May 5, 2020
Huron Glacier Retreat, Livingston Island, Antarctica 2001-2020
Posted by Mauri Pelto
Huron Glacier (H) and Kaliakra Glacier (K) in 2001 and 2020 Landsat images. Extensive retreat at bedrock locations Point A and B with limited retreat at C and D.
Livingston Island, Antarctica is part of the South Shetland Island chain and is primarily covered by glaciers. At the eastern end is Huron Glacier. Huron Glacier and the adjacent Kaliakra Glacier are tidewater outlet glaciers terminating in Moon Bay on the east end of Livingston Island. Molina et al (2007) noted that persistent warming had led to mass loss from 1956-2000 on Johnson and Hurd Glacier further west on the island. Osmanoglu et al (2014) observed the velocity and frontal ablation rates of Livingston Island glaciers. Frontal ablation includes losses from calving and surface melting of the ice face from contact with the ocean and air. They observed that frontal ablation losses were the same magnitude as surface ablation. Huron Glacier had the highest frontal ablation by a significant amount from 2007-2011 and the higest location of velocity at 250 m/year. Here we examine Landsat images from the 2001-2020 period to illustrate the retreat of the glacier fronts in Moon Bay.
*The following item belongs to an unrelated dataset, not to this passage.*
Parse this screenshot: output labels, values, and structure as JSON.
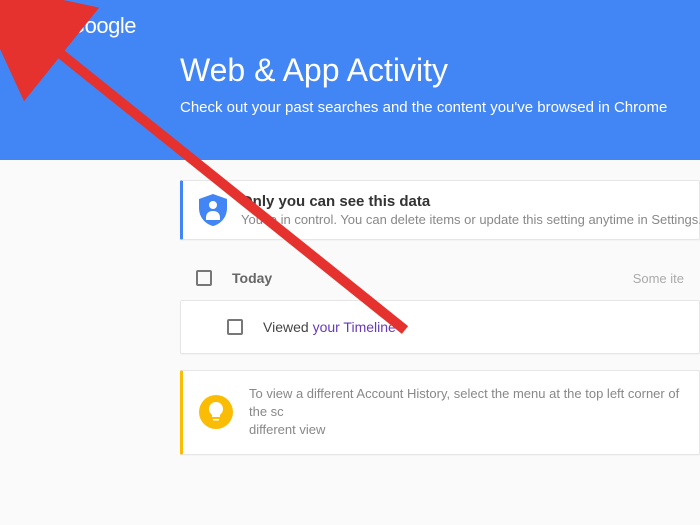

In 2001 the icefront is 3 km beyond Point A a bedrock knob at the end of a ridge, 3.5 km beyond Point B also bedrock at the end of a ridge, 1800 m beyond Point C and 1500 m beyond Point D. Snowcover extends to the ice front. In 2004 there is not a significant change in the ice front position and snowcover again extends to the ice front. By 2015 the ice front has retreated to within 1 km of Point A. In March 2018 there is evident ablation in the lowest reaches of Huron Glacier. In February 2020 the ice front has retreated to the bedrock knob at Point A , a 3000 m retreat since 2004. The ice front is 2 km from the bedrock ridge at Point B, a 1500 m retreat since 2004. The ice front retreat on the north side of Kaliakra at Point C has retreated 400 m since 2004. Retreat on the south margin of Huron Glacier at Point D has retreated 500 m. Surface melting is also evident in 2020 from Point B to the ice front, with a lateral moraine exposed as was the case in 2018. The 2020 melt season featured record high temperatures in this region of Antarctica leading to high surface melt, such as at Eagle Island Ice Cap. Surface melt on Livingston Island is less extensive than on the Warsaw Icefield on King George Island (Petlicki et al, 2017). Retreat of Huron Glacier has been more rapid than on other glacier fronts on Livingston Island this is reflective of the higher frontal ablation rate, which is significantly due to its high velocity. Osmanoglu et al (2014) note a significant summer velocity increase on Livingston Island glaciers, will increased melt enhance basal water pressure and velocity or lead to a more mature drainage reducing basal water pressure limiting summer velocity increases? The retreat of the calving front is similar to that of Endurance Glacier on Elephant Island.
Huron Glacier (H) and Kaliakra Glacier (K) in 2004 Landsat image and 2015 Landsat image based contour map from Antarctic REMA Explorer.
Huron Glacier (H) and Kaliakra Glacier (K) in 2018 Landsat image portrayed in Antarctic REMA, note surface melt and lateral moraine material near Point A and B.